THE WASHINGTON POST:
Parents clutched shiny new folders and shuffled 7-year-olds through crowded, brick-walled hallways. Past the booth with the spirit-wear sale and sign-up forms for the PTA stood Julie Bostian, tan uniform tucked into army-green shorts, ready to recruit. “You guys thinking about Scouts?” she said to a mother and her son. I can’t do Mondays,” one mother said apologetically. “Football,” said another, shaking her head while walking past.

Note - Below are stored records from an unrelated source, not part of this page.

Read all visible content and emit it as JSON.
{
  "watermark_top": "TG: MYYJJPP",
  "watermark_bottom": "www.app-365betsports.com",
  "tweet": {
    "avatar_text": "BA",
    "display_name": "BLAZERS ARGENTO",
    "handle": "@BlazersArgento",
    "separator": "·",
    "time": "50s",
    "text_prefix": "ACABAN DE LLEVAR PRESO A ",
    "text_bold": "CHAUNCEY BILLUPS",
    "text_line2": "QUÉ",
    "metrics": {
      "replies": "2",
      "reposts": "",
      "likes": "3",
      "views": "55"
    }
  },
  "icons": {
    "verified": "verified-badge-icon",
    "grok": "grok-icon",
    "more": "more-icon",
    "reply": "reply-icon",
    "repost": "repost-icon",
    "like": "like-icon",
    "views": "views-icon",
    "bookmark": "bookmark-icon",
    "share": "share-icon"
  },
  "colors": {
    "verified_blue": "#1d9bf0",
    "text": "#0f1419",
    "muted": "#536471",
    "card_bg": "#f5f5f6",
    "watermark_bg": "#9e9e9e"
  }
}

“Just come in to visit,” said Bostian, 53. “See if it works out.” Here at back-to-school night at Lewistown Elementary School in Thurmont, Md., a rural town at the foothills of the Catoctin Mountains, Bostian was building a pipeline for a local Boy Scout troop she continues to support long after her sons, now in their 20s, have aged out of the program.
As the new school year begins, Bostian and Scout leaders across the country are vying for the future of an organization facing unprecedented threats from several corners. Looming over the Boy Scouts are lawsuits that threaten to tarnish its image, reports of a potential bankruptcy and a struggle to define what it means to be a Scout today. Most recently, a group of lawyers claimed to have uncovered hundreds of previously unreported cases of sexual abuse at the nearly 110-year-old organization.